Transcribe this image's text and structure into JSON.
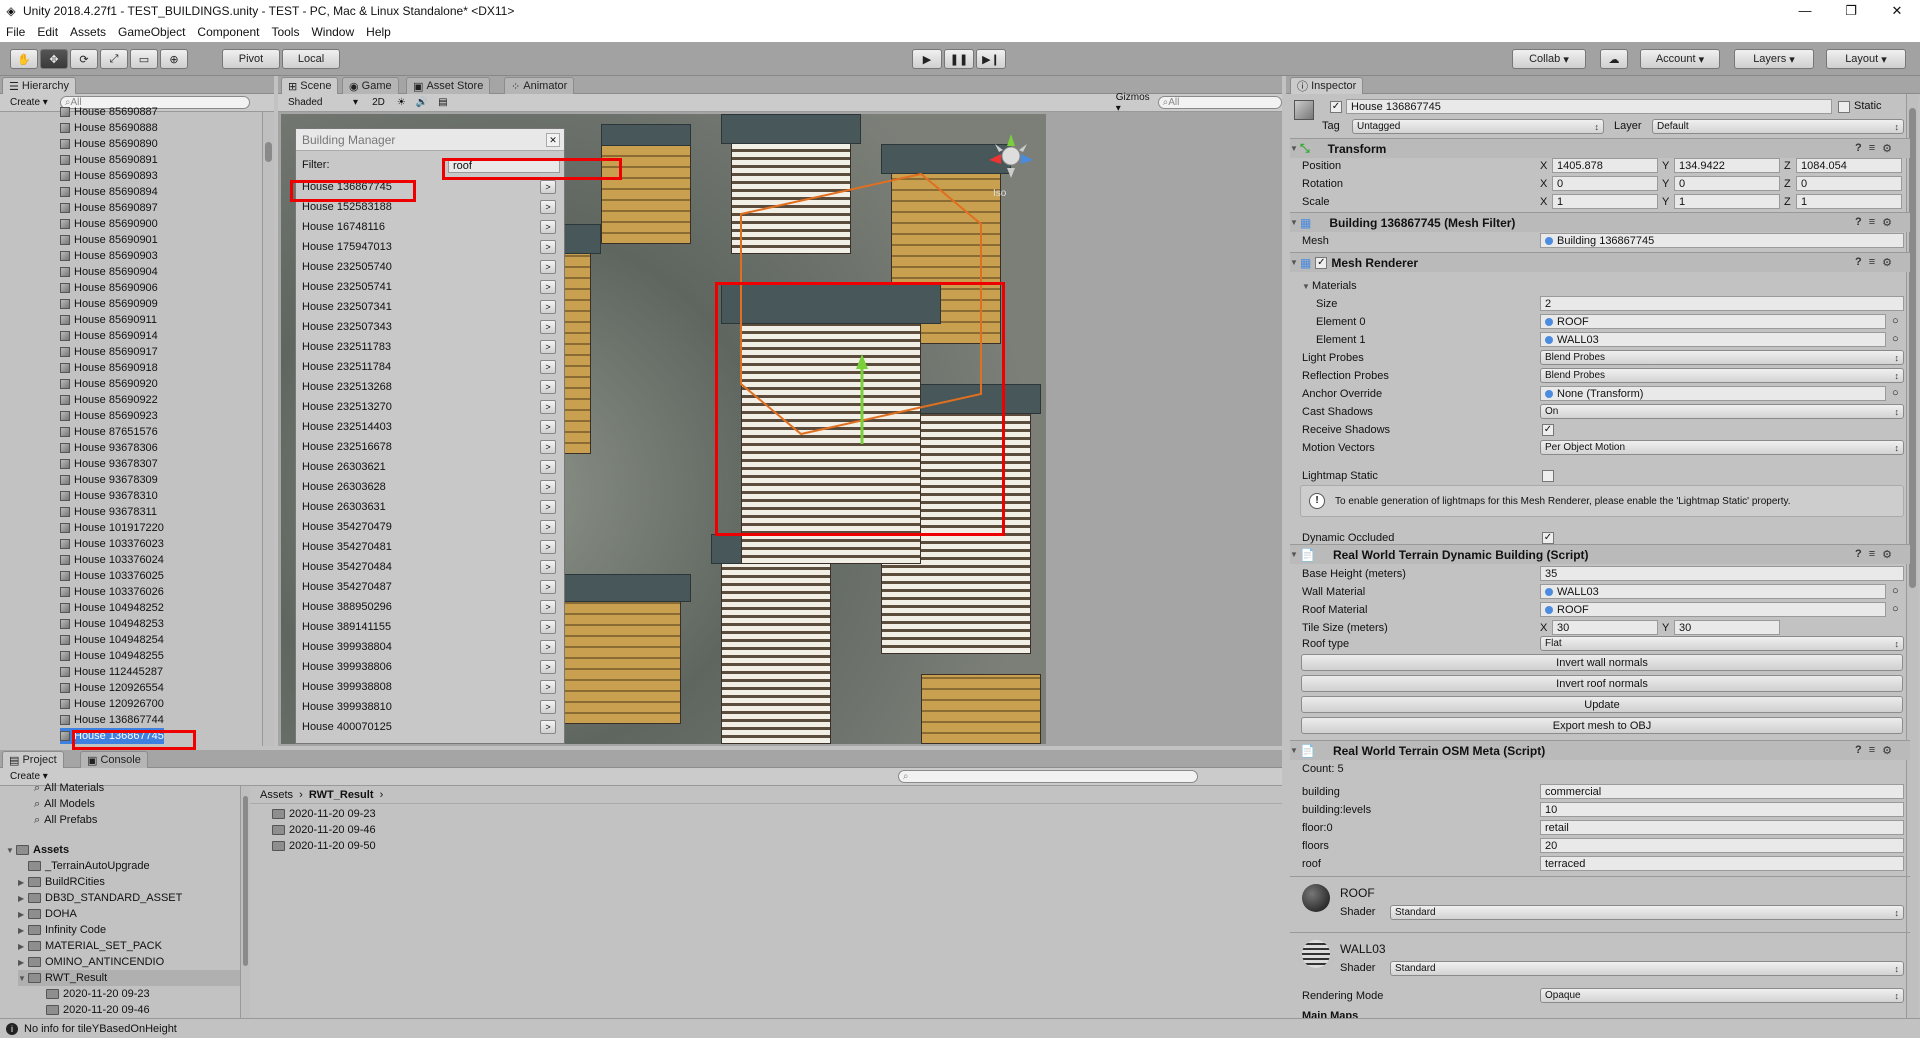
{
  "window": {
    "title": "Unity 2018.4.27f1 - TEST_BUILDINGS.unity - TEST - PC, Mac & Linux Standalone* <DX11>"
  },
  "menu": [
    "File",
    "Edit",
    "Assets",
    "GameObject",
    "Component",
    "Tools",
    "Window",
    "Help"
  ],
  "toolbar": {
    "pivot": "Pivot",
    "local": "Local",
    "collab": "Collab",
    "account": "Account",
    "layers": "Layers",
    "layout": "Layout"
  },
  "hierarchy": {
    "tab": "Hierarchy",
    "create": "Create",
    "search": "All",
    "items": [
      "House 85690887",
      "House 85690888",
      "House 85690890",
      "House 85690891",
      "House 85690893",
      "House 85690894",
      "House 85690897",
      "House 85690900",
      "House 85690901",
      "House 85690903",
      "House 85690904",
      "House 85690906",
      "House 85690909",
      "House 85690911",
      "House 85690914",
      "House 85690917",
      "House 85690918",
      "House 85690920",
      "House 85690922",
      "House 85690923",
      "House 87651576",
      "House 93678306",
      "House 93678307",
      "House 93678309",
      "House 93678310",
      "House 93678311",
      "House 101917220",
      "House 103376023",
      "House 103376024",
      "House 103376025",
      "House 103376026",
      "House 104948252",
      "House 104948253",
      "House 104948254",
      "House 104948255",
      "House 112445287",
      "House 120926554",
      "House 120926700",
      "House 136867744",
      "House 136867745"
    ]
  },
  "scene": {
    "tabs": [
      "Scene",
      "Game",
      "Asset Store",
      "Animator"
    ],
    "shaded": "Shaded",
    "mode2d": "2D",
    "gizmos": "Gizmos",
    "search": "All",
    "persp": "Iso"
  },
  "building_manager": {
    "title": "Building Manager",
    "filter_label": "Filter:",
    "filter_value": "roof",
    "items": [
      "House 136867745",
      "House 152583188",
      "House 16748116",
      "House 175947013",
      "House 232505740",
      "House 232505741",
      "House 232507341",
      "House 232507343",
      "House 232511783",
      "House 232511784",
      "House 232513268",
      "House 232513270",
      "House 232514403",
      "House 232516678",
      "House 26303621",
      "House 26303628",
      "House 26303631",
      "House 354270479",
      "House 354270481",
      "House 354270484",
      "House 354270487",
      "House 388950296",
      "House 389141155",
      "House 399938804",
      "House 399938806",
      "House 399938808",
      "House 399938810",
      "House 400070125"
    ],
    "go": ">"
  },
  "project": {
    "tabs": [
      "Project",
      "Console"
    ],
    "create": "Create",
    "favorites": [
      "All Materials",
      "All Models",
      "All Prefabs"
    ],
    "assets_label": "Assets",
    "folders": [
      "_TerrainAutoUpgrade",
      "BuildRCities",
      "DB3D_STANDARD_ASSET",
      "DOHA",
      "Infinity Code",
      "MATERIAL_SET_PACK",
      "OMINO_ANTINCENDIO",
      "RWT_Result"
    ],
    "subfolders": [
      "2020-11-20 09-23",
      "2020-11-20 09-46"
    ],
    "breadcrumb": [
      "Assets",
      "RWT_Result"
    ],
    "content": [
      "2020-11-20 09-23",
      "2020-11-20 09-46",
      "2020-11-20 09-50"
    ]
  },
  "inspector": {
    "tab": "Inspector",
    "object_name": "House 136867745",
    "static": "Static",
    "tag_label": "Tag",
    "tag": "Untagged",
    "layer_label": "Layer",
    "layer": "Default",
    "transform": {
      "title": "Transform",
      "position": {
        "label": "Position",
        "x": "1405.878",
        "y": "134.9422",
        "z": "1084.054"
      },
      "rotation": {
        "label": "Rotation",
        "x": "0",
        "y": "0",
        "z": "0"
      },
      "scale": {
        "label": "Scale",
        "x": "1",
        "y": "1",
        "z": "1"
      }
    },
    "mesh_filter": {
      "title": "Building 136867745 (Mesh Filter)",
      "mesh_label": "Mesh",
      "mesh": "Building 136867745"
    },
    "mesh_renderer": {
      "title": "Mesh Renderer",
      "materials": "Materials",
      "size_label": "Size",
      "size": "2",
      "el0_label": "Element 0",
      "el0": "ROOF",
      "el1_label": "Element 1",
      "el1": "WALL03",
      "light_probes_label": "Light Probes",
      "light_probes": "Blend Probes",
      "reflection_probes_label": "Reflection Probes",
      "reflection_probes": "Blend Probes",
      "anchor_label": "Anchor Override",
      "anchor": "None (Transform)",
      "cast_label": "Cast Shadows",
      "cast": "On",
      "receive_label": "Receive Shadows",
      "motion_label": "Motion Vectors",
      "motion": "Per Object Motion",
      "lightmap_label": "Lightmap Static",
      "info": "To enable generation of lightmaps for this Mesh Renderer, please enable the 'Lightmap Static' property.",
      "dynamic_label": "Dynamic Occluded"
    },
    "rwt_building": {
      "title": "Real World Terrain Dynamic Building (Script)",
      "base_label": "Base Height (meters)",
      "base": "35",
      "wall_label": "Wall Material",
      "wall": "WALL03",
      "roof_label": "Roof Material",
      "roof": "ROOF",
      "tile_label": "Tile Size (meters)",
      "tile_x": "30",
      "tile_y": "30",
      "rooftype_label": "Roof type",
      "rooftype": "Flat",
      "btn_invert_wall": "Invert wall normals",
      "btn_invert_roof": "Invert roof normals",
      "btn_update": "Update",
      "btn_export": "Export mesh to OBJ"
    },
    "osm_meta": {
      "title": "Real World Terrain OSM Meta (Script)",
      "count": "Count: 5",
      "rows": [
        [
          "building",
          "commercial"
        ],
        [
          "building:levels",
          "10"
        ],
        [
          "floor:0",
          "retail"
        ],
        [
          "floors",
          "20"
        ],
        [
          "roof",
          "terraced"
        ]
      ]
    },
    "mat_roof": {
      "name": "ROOF",
      "shader_label": "Shader",
      "shader": "Standard"
    },
    "mat_wall": {
      "name": "WALL03",
      "shader_label": "Shader",
      "shader": "Standard"
    },
    "rendering_label": "Rendering Mode",
    "rendering": "Opaque",
    "main_maps": "Main Maps"
  },
  "status": {
    "text": "No info for tileYBasedOnHeight"
  },
  "colors": {
    "highlight": "#e00000",
    "selection_orange": "#e07020"
  }
}
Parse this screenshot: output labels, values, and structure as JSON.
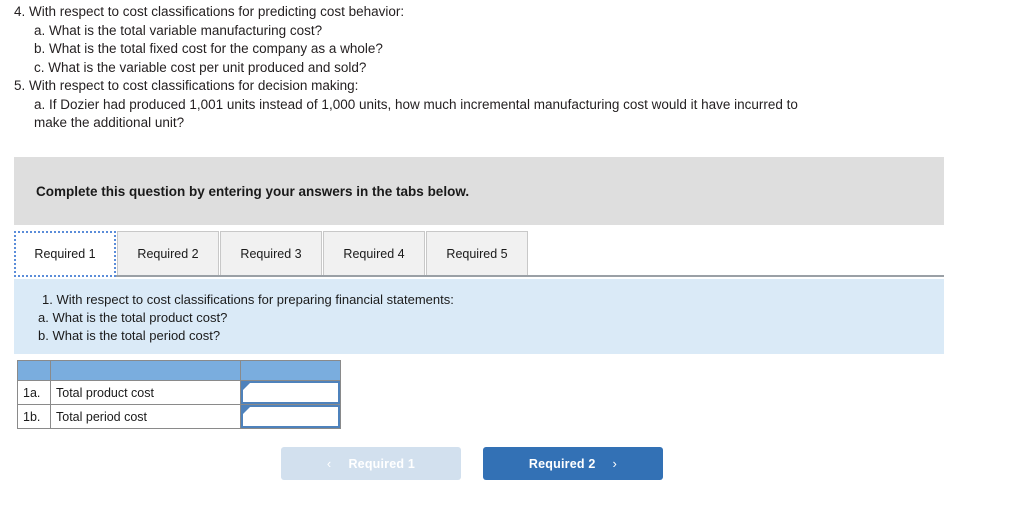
{
  "prompt": {
    "lines": [
      {
        "level": 1,
        "text": "4. With respect to cost classifications for predicting cost behavior:"
      },
      {
        "level": 2,
        "text": "a. What is the total variable manufacturing cost?"
      },
      {
        "level": 2,
        "text": "b. What is the total fixed cost for the company as a whole?"
      },
      {
        "level": 2,
        "text": "c. What is the variable cost per unit produced and sold?"
      },
      {
        "level": 1,
        "text": "5. With respect to cost classifications for decision making:"
      },
      {
        "level": 2,
        "text": "a. If Dozier had produced 1,001 units instead of 1,000 units, how much incremental manufacturing cost would it have incurred to"
      },
      {
        "level": 2,
        "text": "make the additional unit?"
      }
    ]
  },
  "instruction": {
    "text": "Complete this question by entering your answers in the tabs below."
  },
  "tabs": [
    {
      "label": "Required 1",
      "active": true
    },
    {
      "label": "Required 2",
      "active": false
    },
    {
      "label": "Required 3",
      "active": false
    },
    {
      "label": "Required 4",
      "active": false
    },
    {
      "label": "Required 5",
      "active": false
    }
  ],
  "question_panel": {
    "heading": "1. With respect to cost classifications for preparing financial statements:",
    "sub_a": "a. What is the total product cost?",
    "sub_b": "b. What is the total period cost?"
  },
  "answer_table": {
    "headers": [
      "",
      "",
      ""
    ],
    "rows": [
      {
        "label": "1a.",
        "description": "Total product cost",
        "value": ""
      },
      {
        "label": "1b.",
        "description": "Total period cost",
        "value": ""
      }
    ]
  },
  "nav": {
    "prev_label": "Required 1",
    "prev_icon": "chevron-left-icon",
    "prev_glyph": "‹",
    "next_label": "Required 2",
    "next_icon": "chevron-right-icon",
    "next_glyph": "›"
  },
  "colors": {
    "header_blue": "#7aadde",
    "panel_blue": "#daeaf7",
    "instruction_gray": "#dedede",
    "button_blue": "#3371b5",
    "button_disabled": "#d2e0ee",
    "input_border": "#4e82bc"
  }
}
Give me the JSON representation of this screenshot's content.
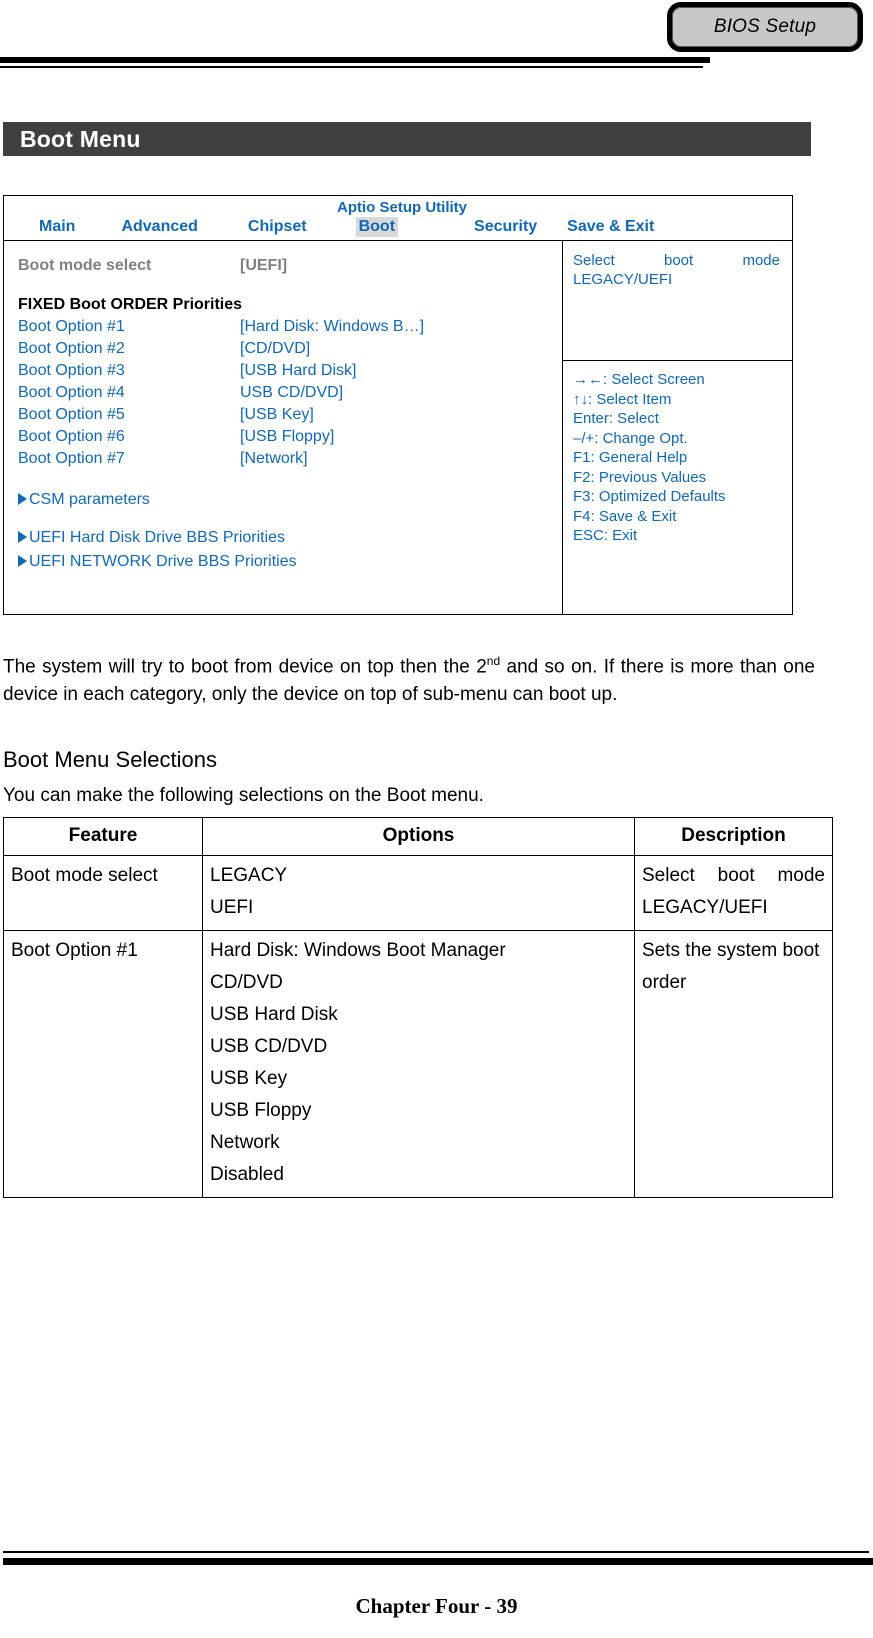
{
  "header": {
    "tab_label": "BIOS Setup"
  },
  "section": {
    "title": "Boot Menu"
  },
  "bios_screen": {
    "app_title": "Aptio Setup Utility",
    "tabs": [
      {
        "label": "Main",
        "selected": false
      },
      {
        "label": "Advanced",
        "selected": false
      },
      {
        "label": "Chipset",
        "selected": false
      },
      {
        "label": "Boot",
        "selected": true
      },
      {
        "label": "Security",
        "selected": false
      },
      {
        "label": "Save & Exit",
        "selected": false
      }
    ],
    "boot_mode": {
      "label": "Boot mode select",
      "value": "[UEFI]"
    },
    "fixed_order_heading": "FIXED Boot ORDER Priorities",
    "boot_options": [
      {
        "label": "Boot Option #1",
        "value": "[Hard Disk: Windows B…]"
      },
      {
        "label": "Boot Option #2",
        "value": "[CD/DVD]"
      },
      {
        "label": "Boot Option #3",
        "value": "[USB Hard Disk]"
      },
      {
        "label": "Boot Option #4",
        "value": "USB CD/DVD]"
      },
      {
        "label": "Boot Option #5",
        "value": "[USB Key]"
      },
      {
        "label": "Boot Option #6",
        "value": "[USB Floppy]"
      },
      {
        "label": "Boot Option #7",
        "value": "[Network]"
      }
    ],
    "submenus": [
      {
        "label": "CSM parameters"
      },
      {
        "label": "UEFI Hard Disk Drive BBS Priorities"
      },
      {
        "label": "UEFI NETWORK Drive BBS Priorities"
      }
    ],
    "help_description": "Select boot mode LEGACY/UEFI",
    "help_keys": [
      "→←: Select Screen",
      "↑↓: Select Item",
      "Enter: Select",
      "–/+: Change Opt.",
      "F1: General Help",
      "F2: Previous Values",
      "F3: Optimized Defaults",
      "F4: Save & Exit",
      "ESC: Exit"
    ],
    "accent_color": "#1268b3",
    "dimmed_color": "#808080",
    "selected_tab_bg": "#d9d9d9"
  },
  "body": {
    "paragraph_part1": "The system will try to boot from device on top then the 2",
    "paragraph_sup": "nd",
    "paragraph_part2": " and so on. If there is more than one device in each category, only the device on top of sub-menu can boot up.",
    "subheading": "Boot Menu Selections",
    "lead_in": "You can make the following selections on the Boot menu."
  },
  "selections_table": {
    "headers": [
      "Feature",
      "Options",
      "Description"
    ],
    "rows": [
      {
        "feature": "Boot mode select",
        "options": [
          "LEGACY",
          "UEFI"
        ],
        "description": "Select boot mode LEGACY/UEFI"
      },
      {
        "feature": "Boot Option #1",
        "options": [
          "Hard Disk: Windows Boot Manager",
          "CD/DVD",
          "USB Hard Disk",
          "USB CD/DVD",
          "USB Key",
          "USB Floppy",
          "Network",
          "Disabled"
        ],
        "description": "Sets the system boot order"
      }
    ]
  },
  "footer": {
    "text": "Chapter Four - 39"
  }
}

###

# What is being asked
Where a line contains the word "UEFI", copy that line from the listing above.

# Completed exercise
      "value": "[UEFI]"
        "label": "UEFI Hard Disk Drive BBS Priorities"
        "label": "UEFI NETWORK Drive BBS Priorities"
    "help_description": "Select boot mode LEGACY/UEFI",
          "UEFI"
        "description": "Select boot mode LEGACY/UEFI"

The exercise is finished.